Public lands have become a refuge for many people who can’t afford housing in the west and who are rejecting certain societal norms that no longer serve them well. For some, becoming vehicle-dwellers and nomads is a way to take back control of their lives. This way of life was portrayed in Chloe Zhao’s award-winning film “Nomadland” which starred Frances McDormand and featured a number of real-life nomads. While vehicle-dwelling and nomadism is not new, the pandemic has exacerbated the existing housing crisis and “push” factors that have made more people choose nomadism. It’s also given rise to community tensions for those who use public lands solely for recreation. We’ll learn more about nomad living experiences and how they’re pushing the bounds of how we’ve traditionally thought about the use of public lands.

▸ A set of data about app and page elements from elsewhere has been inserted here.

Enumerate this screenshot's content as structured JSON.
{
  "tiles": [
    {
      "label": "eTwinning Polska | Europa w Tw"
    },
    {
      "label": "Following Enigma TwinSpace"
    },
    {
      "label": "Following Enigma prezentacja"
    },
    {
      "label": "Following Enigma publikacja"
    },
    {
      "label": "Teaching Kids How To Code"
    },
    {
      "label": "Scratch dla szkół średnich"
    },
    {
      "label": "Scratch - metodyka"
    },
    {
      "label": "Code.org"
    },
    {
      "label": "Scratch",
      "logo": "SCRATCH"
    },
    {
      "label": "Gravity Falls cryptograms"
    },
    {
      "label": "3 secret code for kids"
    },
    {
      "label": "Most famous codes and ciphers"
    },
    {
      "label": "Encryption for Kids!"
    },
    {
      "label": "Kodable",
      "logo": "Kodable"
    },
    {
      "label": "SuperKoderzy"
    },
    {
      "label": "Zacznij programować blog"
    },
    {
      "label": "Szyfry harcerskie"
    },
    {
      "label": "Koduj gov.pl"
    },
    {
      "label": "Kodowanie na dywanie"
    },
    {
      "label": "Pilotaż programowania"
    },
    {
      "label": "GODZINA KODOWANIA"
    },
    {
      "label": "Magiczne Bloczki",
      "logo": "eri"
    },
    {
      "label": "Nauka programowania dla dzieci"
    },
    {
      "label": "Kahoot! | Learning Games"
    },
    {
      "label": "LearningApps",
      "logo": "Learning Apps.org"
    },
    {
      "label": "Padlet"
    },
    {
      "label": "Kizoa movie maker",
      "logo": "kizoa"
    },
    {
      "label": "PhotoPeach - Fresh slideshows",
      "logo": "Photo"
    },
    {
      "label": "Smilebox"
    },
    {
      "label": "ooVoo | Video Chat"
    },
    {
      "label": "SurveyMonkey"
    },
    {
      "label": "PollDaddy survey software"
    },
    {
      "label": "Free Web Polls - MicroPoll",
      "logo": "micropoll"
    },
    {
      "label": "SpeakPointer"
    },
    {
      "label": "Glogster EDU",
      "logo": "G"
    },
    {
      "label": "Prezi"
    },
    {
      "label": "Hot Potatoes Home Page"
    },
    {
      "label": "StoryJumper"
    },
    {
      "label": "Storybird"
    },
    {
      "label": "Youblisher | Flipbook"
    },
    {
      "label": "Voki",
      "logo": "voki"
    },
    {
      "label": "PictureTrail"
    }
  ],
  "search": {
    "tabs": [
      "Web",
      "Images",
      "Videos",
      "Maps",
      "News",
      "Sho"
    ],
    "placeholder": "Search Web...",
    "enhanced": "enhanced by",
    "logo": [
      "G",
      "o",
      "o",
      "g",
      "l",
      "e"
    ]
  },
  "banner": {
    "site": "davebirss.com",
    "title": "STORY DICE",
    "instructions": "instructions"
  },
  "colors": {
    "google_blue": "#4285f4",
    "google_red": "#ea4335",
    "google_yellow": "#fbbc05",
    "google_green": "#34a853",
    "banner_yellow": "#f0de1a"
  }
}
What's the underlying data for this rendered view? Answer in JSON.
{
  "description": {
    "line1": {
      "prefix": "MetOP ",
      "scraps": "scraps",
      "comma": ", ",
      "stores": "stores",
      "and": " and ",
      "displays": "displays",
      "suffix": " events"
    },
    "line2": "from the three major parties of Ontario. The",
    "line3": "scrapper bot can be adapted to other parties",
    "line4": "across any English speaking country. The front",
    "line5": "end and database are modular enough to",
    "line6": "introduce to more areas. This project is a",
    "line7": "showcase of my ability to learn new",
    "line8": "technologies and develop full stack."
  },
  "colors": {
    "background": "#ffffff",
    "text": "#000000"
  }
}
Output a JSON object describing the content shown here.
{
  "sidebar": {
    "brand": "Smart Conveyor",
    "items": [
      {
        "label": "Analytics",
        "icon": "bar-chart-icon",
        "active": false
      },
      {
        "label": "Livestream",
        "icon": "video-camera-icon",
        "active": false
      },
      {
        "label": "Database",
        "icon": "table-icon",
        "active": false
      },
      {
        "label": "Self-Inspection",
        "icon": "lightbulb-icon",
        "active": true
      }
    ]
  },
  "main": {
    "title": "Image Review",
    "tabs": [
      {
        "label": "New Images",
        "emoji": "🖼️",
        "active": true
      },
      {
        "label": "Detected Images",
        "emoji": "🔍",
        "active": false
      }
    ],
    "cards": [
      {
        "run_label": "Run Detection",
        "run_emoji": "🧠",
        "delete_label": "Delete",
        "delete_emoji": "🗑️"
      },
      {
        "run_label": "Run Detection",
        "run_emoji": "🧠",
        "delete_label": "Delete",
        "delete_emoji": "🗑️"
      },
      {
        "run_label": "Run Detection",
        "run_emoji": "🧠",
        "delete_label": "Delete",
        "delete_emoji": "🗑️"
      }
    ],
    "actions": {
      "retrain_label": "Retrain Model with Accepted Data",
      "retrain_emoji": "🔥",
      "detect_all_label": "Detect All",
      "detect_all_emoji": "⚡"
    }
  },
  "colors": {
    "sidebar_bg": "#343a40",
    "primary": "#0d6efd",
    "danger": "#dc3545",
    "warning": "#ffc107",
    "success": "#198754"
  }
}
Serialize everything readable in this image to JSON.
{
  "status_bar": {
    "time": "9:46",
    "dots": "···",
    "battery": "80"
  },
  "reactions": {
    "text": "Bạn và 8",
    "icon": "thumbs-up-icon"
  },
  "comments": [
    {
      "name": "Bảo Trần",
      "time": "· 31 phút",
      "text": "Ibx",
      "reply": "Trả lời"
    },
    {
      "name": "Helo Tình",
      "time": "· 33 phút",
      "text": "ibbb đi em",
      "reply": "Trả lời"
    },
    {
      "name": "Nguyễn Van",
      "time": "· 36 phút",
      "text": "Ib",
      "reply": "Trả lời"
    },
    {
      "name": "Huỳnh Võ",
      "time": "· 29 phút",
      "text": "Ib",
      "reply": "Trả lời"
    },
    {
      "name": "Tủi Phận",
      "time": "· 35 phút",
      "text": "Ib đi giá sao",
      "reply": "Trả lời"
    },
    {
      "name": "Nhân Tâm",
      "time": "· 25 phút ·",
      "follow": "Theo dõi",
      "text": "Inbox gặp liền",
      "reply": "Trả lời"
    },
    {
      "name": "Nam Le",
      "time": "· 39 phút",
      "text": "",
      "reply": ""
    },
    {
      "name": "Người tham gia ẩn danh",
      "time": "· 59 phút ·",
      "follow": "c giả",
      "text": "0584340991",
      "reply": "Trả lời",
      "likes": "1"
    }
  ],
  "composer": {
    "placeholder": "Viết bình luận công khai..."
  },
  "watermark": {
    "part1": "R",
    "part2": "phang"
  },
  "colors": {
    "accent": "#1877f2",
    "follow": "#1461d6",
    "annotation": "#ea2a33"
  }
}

Bob Wells , nomad, vehicle-dweller; founder,

Sarah Tory, freelance journalist; her recent story for Bay Nature is titled “Public Lands Have Become a Refuge for People Priced Out of Housing in the West. Local Tensions are Increasing. What Now?”

Nikki Cox, public lands scholar and inclusivity social scientist, U.S. Forest Service